BC: Yeah, so we went out onto Lake Minnetonka
JS: That was it. You got it, yeah.
BC: Yeah and we had an ice boat set up and luckily we had a couple of sailors on board and we took off and when I say take off, you could see the gusts of wind blowing snow across the frozen lake which, by the way, I’ve never set foot on.
JS: Well, if you’re going to get on a lake that’s the right way to do it right?
BC: I mean, we were flying across the lake at speeds that no human being should travel at without a seatbelt.
JS: For the record, innovation, the fastest man made machine prior to the invention of the internal combustion engine was?
BC: The iceboat.
JS: There you go. We had a nice wind. It was north-northwest, probably consistently 20 miles per hour gusting up to around 30 and an ice boat will do two to three times the speed of your wind, so yeah Brian got a great introduction to feeling Minnesota and for anyone who wants to see a picture or video, I’ll be posting that on my blog, jonsabes.com
BC: And he will be offering free rides to anybody who wants to invest in GWG.
JS: Why not? Or come to work for us.
BC: It’s a perk. No one else will offer that. Facebook can’t even offer that.
JS: Guaranteed. Well it’s been fun talking to you Brian. I appreciate your insights and wow, on two counts, on the success of the Horvath clock and on wowing me anyways which is somewhat difficult to do on something really cool going on in science. Again welcome to Minnesota and look forward to having more Minnesota experiences together and we’ll be back on this podcast. We’ll revisit them, okay?
BC: Alright, looking forward to it. Thanks for having me on.

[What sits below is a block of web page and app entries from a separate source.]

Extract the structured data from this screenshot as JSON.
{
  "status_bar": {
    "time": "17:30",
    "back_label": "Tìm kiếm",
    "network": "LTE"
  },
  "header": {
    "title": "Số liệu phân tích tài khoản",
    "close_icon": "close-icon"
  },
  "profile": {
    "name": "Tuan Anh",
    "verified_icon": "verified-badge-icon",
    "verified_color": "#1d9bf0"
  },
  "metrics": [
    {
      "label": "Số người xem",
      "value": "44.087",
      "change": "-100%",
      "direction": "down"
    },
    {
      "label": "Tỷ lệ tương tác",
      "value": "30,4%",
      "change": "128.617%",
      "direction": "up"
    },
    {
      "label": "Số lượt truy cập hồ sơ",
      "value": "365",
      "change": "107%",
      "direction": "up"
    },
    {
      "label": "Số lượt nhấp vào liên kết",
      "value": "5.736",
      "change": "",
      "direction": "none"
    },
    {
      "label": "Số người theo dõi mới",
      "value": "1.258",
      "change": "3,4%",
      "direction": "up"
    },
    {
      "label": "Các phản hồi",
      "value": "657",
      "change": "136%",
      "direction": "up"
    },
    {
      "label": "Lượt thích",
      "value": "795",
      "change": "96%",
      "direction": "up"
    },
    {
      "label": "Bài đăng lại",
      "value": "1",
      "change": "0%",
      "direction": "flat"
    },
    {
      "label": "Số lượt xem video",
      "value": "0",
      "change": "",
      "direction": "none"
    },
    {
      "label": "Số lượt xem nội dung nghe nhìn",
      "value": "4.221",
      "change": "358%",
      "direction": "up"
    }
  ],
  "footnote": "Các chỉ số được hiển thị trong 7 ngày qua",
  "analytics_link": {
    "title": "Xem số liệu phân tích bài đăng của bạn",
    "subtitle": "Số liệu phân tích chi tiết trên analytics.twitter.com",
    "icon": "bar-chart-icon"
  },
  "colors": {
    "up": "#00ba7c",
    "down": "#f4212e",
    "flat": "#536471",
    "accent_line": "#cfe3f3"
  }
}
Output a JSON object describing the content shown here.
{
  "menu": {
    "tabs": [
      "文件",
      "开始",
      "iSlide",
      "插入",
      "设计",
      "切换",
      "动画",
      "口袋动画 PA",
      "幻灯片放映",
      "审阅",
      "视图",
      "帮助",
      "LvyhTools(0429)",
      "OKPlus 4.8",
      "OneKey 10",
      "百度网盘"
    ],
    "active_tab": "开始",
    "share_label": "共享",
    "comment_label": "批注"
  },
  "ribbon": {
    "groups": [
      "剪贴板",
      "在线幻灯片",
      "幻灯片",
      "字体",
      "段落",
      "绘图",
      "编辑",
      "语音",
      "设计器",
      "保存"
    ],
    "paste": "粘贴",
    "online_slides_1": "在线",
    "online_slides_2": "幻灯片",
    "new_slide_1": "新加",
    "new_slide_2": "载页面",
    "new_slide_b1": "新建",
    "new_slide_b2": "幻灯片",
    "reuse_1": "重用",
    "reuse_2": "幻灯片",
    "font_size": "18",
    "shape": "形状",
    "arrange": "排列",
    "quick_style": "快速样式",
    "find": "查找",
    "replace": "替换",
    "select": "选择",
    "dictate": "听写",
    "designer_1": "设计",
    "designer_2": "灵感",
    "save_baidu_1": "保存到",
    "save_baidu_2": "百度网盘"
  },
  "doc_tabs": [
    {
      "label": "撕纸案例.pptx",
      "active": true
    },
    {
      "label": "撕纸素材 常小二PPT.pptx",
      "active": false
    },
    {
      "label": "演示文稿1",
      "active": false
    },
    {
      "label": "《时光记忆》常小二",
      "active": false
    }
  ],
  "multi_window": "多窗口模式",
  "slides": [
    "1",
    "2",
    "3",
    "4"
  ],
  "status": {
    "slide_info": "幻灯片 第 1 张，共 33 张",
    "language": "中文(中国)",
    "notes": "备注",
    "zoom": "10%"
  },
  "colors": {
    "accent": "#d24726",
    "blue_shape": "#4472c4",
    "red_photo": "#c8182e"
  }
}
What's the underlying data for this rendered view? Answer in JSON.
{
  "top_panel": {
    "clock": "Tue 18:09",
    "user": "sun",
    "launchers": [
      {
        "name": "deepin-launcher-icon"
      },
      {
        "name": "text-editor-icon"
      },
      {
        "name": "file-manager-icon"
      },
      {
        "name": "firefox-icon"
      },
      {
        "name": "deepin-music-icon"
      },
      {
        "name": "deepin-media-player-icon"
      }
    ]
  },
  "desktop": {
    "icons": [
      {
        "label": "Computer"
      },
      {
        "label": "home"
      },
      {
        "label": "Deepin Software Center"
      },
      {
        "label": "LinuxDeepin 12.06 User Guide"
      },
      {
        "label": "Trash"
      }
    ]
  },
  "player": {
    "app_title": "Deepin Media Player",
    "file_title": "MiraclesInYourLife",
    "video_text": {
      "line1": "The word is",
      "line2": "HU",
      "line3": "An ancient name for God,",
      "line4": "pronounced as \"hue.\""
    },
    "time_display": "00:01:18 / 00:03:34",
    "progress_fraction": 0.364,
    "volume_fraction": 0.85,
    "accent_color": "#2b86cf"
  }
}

JS: Cheers. Hey, thank you for tuning into the Jon Sabes Innovating Life Insurtech podcast. Today we heard from Brian Chen, an amazing scientist and an incredible contributor to the world in which we live. I hope you enjoyed the podcast today and you’ll tune back at jonsabes.com where we’ll always have interesting and intelligent conversations.